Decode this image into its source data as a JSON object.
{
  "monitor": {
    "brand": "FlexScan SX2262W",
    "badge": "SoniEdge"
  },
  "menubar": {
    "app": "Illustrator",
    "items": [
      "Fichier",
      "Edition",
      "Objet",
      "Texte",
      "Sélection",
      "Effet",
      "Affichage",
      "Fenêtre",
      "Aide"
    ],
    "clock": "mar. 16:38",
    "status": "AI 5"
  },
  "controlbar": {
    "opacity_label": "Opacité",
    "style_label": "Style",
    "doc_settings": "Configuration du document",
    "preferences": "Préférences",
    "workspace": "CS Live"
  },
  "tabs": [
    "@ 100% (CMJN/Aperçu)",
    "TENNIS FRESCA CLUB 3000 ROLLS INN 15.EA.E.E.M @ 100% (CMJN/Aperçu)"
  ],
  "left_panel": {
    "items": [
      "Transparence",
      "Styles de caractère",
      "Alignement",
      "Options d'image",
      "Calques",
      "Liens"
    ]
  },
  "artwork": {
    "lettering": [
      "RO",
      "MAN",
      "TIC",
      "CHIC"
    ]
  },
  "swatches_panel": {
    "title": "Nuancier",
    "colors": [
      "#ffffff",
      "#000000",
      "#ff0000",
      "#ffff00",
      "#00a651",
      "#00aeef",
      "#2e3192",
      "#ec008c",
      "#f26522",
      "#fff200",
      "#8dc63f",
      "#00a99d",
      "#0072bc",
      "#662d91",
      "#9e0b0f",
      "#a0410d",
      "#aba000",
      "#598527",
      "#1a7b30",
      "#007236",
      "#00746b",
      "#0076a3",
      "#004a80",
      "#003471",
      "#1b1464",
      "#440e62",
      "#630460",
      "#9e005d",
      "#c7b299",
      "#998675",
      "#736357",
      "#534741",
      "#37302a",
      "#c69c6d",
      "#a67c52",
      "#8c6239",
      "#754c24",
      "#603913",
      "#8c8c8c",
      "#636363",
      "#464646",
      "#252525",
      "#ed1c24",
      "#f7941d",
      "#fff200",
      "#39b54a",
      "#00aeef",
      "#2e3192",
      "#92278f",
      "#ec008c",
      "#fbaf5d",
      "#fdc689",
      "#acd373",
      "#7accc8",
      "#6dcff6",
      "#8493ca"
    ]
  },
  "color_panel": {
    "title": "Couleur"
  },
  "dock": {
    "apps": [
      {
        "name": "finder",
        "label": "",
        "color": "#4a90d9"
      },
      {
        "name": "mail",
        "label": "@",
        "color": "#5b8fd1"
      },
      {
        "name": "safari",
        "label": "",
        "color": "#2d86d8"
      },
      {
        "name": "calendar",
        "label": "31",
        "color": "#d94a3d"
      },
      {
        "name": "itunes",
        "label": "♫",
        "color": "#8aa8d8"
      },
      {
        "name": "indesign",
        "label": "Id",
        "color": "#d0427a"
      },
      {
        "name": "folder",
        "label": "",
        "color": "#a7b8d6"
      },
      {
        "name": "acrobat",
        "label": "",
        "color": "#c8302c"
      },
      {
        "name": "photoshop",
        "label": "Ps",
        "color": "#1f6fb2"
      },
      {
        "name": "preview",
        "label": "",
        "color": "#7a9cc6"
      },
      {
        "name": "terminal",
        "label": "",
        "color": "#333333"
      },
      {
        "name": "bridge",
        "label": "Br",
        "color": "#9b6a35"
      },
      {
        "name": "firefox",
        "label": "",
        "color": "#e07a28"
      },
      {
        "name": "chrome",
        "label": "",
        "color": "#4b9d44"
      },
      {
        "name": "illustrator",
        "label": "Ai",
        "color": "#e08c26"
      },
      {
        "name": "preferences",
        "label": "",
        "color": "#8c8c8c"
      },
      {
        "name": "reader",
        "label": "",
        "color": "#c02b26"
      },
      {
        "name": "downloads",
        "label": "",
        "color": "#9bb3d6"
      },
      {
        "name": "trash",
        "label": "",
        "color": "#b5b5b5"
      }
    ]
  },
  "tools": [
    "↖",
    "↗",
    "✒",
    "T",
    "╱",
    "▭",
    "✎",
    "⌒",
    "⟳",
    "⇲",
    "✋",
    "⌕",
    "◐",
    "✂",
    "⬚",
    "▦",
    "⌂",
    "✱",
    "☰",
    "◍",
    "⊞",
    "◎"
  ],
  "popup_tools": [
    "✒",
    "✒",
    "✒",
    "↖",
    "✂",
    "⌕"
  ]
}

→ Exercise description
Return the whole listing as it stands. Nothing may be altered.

→ Solution to this exercise
Decode this image into its source data as a JSON object.
{
  "monitor": {
    "brand": "FlexScan SX2262W",
    "badge": "SoniEdge"
  },
  "menubar": {
    "app": "Illustrator",
    "items": [
      "Fichier",
      "Edition",
      "Objet",
      "Texte",
      "Sélection",
      "Effet",
      "Affichage",
      "Fenêtre",
      "Aide"
    ],
    "clock": "mar. 16:38",
    "status": "AI 5"
  },
  "controlbar": {
    "opacity_label": "Opacité",
    "style_label": "Style",
    "doc_settings": "Configuration du document",
    "preferences": "Préférences",
    "workspace": "CS Live"
  },
  "tabs": [
    "@ 100% (CMJN/Aperçu)",
    "TENNIS FRESCA CLUB 3000 ROLLS INN 15.EA.E.E.M @ 100% (CMJN/Aperçu)"
  ],
  "left_panel": {
    "items": [
      "Transparence",
      "Styles de caractère",
      "Alignement",
      "Options d'image",
      "Calques",
      "Liens"
    ]
  },
  "artwork": {
    "lettering": [
      "RO",
      "MAN",
      "TIC",
      "CHIC"
    ]
  },
  "swatches_panel": {
    "title": "Nuancier",
    "colors": [
      "#ffffff",
      "#000000",
      "#ff0000",
      "#ffff00",
      "#00a651",
      "#00aeef",
      "#2e3192",
      "#ec008c",
      "#f26522",
      "#fff200",
      "#8dc63f",
      "#00a99d",
      "#0072bc",
      "#662d91",
      "#9e0b0f",
      "#a0410d",
      "#aba000",
      "#598527",
      "#1a7b30",
      "#007236",
      "#00746b",
      "#0076a3",
      "#004a80",
      "#003471",
      "#1b1464",
      "#440e62",
      "#630460",
      "#9e005d",
      "#c7b299",
      "#998675",
      "#736357",
      "#534741",
      "#37302a",
      "#c69c6d",
      "#a67c52",
      "#8c6239",
      "#754c24",
      "#603913",
      "#8c8c8c",
      "#636363",
      "#464646",
      "#252525",
      "#ed1c24",
      "#f7941d",
      "#fff200",
      "#39b54a",
      "#00aeef",
      "#2e3192",
      "#92278f",
      "#ec008c",
      "#fbaf5d",
      "#fdc689",
      "#acd373",
      "#7accc8",
      "#6dcff6",
      "#8493ca"
    ]
  },
  "color_panel": {
    "title": "Couleur"
  },
  "dock": {
    "apps": [
      {
        "name": "finder",
        "label": "",
        "color": "#4a90d9"
      },
      {
        "name": "mail",
        "label": "@",
        "color": "#5b8fd1"
      },
      {
        "name": "safari",
        "label": "",
        "color": "#2d86d8"
      },
      {
        "name": "calendar",
        "label": "31",
        "color": "#d94a3d"
      },
      {
        "name": "itunes",
        "label": "♫",
        "color": "#8aa8d8"
      },
      {
        "name": "indesign",
        "label": "Id",
        "color": "#d0427a"
      },
      {
        "name": "folder",
        "label": "",
        "color": "#a7b8d6"
      },
      {
        "name": "acrobat",
        "label": "",
        "color": "#c8302c"
      },
      {
        "name": "photoshop",
        "label": "Ps",
        "color": "#1f6fb2"
      },
      {
        "name": "preview",
        "label": "",
        "color": "#7a9cc6"
      },
      {
        "name": "terminal",
        "label": "",
        "color": "#333333"
      },
      {
        "name": "bridge",
        "label": "Br",
        "color": "#9b6a35"
      },
      {
        "name": "firefox",
        "label": "",
        "color": "#e07a28"
      },
      {
        "name": "chrome",
        "label": "",
        "color": "#4b9d44"
      },
      {
        "name": "illustrator",
        "label": "Ai",
        "color": "#e08c26"
      },
      {
        "name": "preferences",
        "label": "",
        "color": "#8c8c8c"
      },
      {
        "name": "reader",
        "label": "",
        "color": "#c02b26"
      },
      {
        "name": "downloads",
        "label": "",
        "color": "#9bb3d6"
      },
      {
        "name": "trash",
        "label": "",
        "color": "#b5b5b5"
      }
    ]
  },
  "tools": [
    "↖",
    "↗",
    "✒",
    "T",
    "╱",
    "▭",
    "✎",
    "⌒",
    "⟳",
    "⇲",
    "✋",
    "⌕",
    "◐",
    "✂",
    "⬚",
    "▦",
    "⌂",
    "✱",
    "☰",
    "◍",
    "⊞",
    "◎"
  ],
  "popup_tools": [
    "✒",
    "✒",
    "✒",
    "↖",
    "✂",
    "⌕"
  ]
}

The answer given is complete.